UN Secretary General Antonio Guterres delivers a video speech at the high-level meeting of the 46th session of the United Nations Human Rights Council UNHRC in Geneva, Switzerland on Feb. 22, 2021. Xinhua / Zhang Cheng via Getty Images

By Anke Rasper

"Today's interim report from the UNFCCC is a red alert for our planet," said UN Secretary General Antonio Guterres.

The report, released Friday, looks at the national climate efforts of 75 states that have already submitted their updated "nationally determined contributions," or NDCs. The countries included in the report are responsible for about 30% of the world's global greenhouse gas emissions.

Read More Show Less

EcoWatch Daily Newsletter

New Delhi's smog is particularly thick, increasing the risk of vehicle accidents. SAJJAD HUSSAIN / AFP via Getty Images

India's New Delhi has been called the "world air pollution capital" for its high concentrations of particulate matter that make it harder for its residents to breathe and see. But one thing has puzzled scientists, according to The Guardian. Why does New Delhi see more blinding smogs than other polluted Asian cities, such as Beijing?

Read More Show Less

Trending

A bridge over the Delaware river connects New Hope, Pennsylvania with Lambertville, New Jersey. Richard T. Nowitz / Getty Images
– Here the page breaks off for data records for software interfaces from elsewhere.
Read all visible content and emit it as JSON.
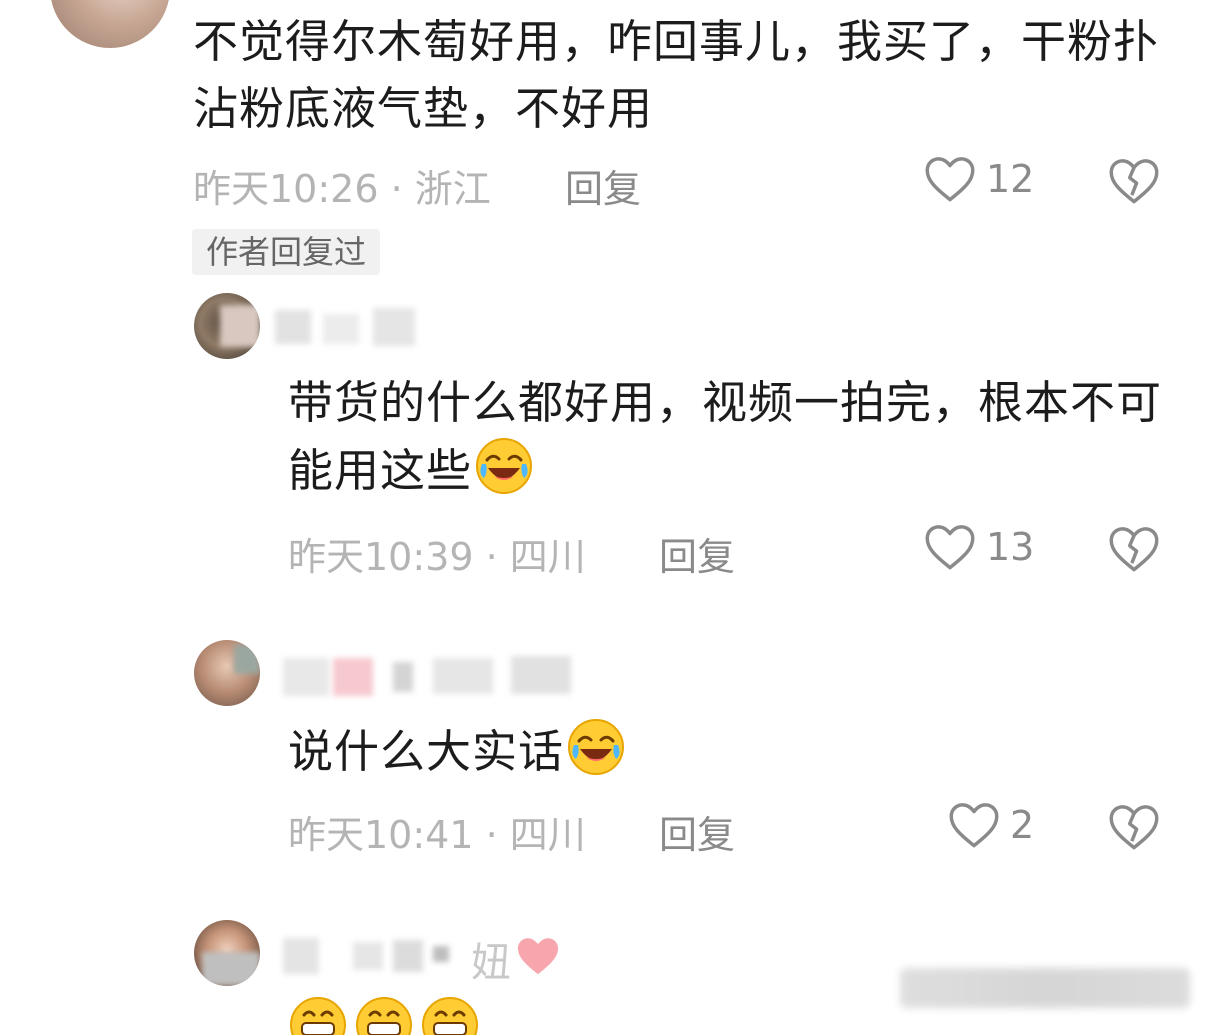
{
  "comments": {
    "top": {
      "text": "不觉得尔木萄好用，咋回事儿，我买了，干粉扑沾粉底液气垫，不好用",
      "time": "昨天10:26",
      "location": "浙江",
      "reply_label": "回复",
      "likes": "12",
      "author_tag": "作者回复过"
    },
    "replies": [
      {
        "text": "带货的什么都好用，视频一拍完，根本不可能用这些",
        "time": "昨天10:39",
        "location": "四川",
        "reply_label": "回复",
        "likes": "13"
      },
      {
        "text": "说什么大实话",
        "time": "昨天10:41",
        "location": "四川",
        "reply_label": "回复",
        "likes": "2"
      },
      {
        "name_suffix": "妞"
      }
    ]
  },
  "colors": {
    "meta": "#b4b4b4",
    "action": "#8a8a8a",
    "text": "#1c1c1c",
    "heart_emoji": "#f7a6ad"
  },
  "icons": {
    "like": "heart-outline-icon",
    "dislike": "broken-heart-icon",
    "emoji": "laughing-crying-emoji-icon",
    "grin": "grinning-emoji-icon"
  }
}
In a historic move, the Delaware River Basin Commission (DRBC) voted Thursday to ban hydraulic fracking in the region. The ban was supported by all four basin states — New Jersey, Delaware, Pennsylvania and New York — putting a permanent end to hydraulic fracking for natural gas along the 13,539-square-mile basin, The Philadelphia Inquirer reported.

Read More Show Less
A 3-hour special film by EarthxTV calls for protection of the Amazon and its indigenous populations. EarthxTV.org

To save the planet, we must save the Amazon rainforest. To save the rainforest, we must save its indigenous peoples. And to do that, we must demarcate their land.

Read More Show Less
A rare bird not seen for 170 years has turned up in Borneo's South Kalimantan province in Indonesia. robas / Getty Images

In October 2020, two men living in Indonesia's South Kalimantan province on Borneo managed to catch a bird that they had never seen before. They photographed and released it, then sent the pictures to birdwatching organizations in the area for identification.

Read More Show Less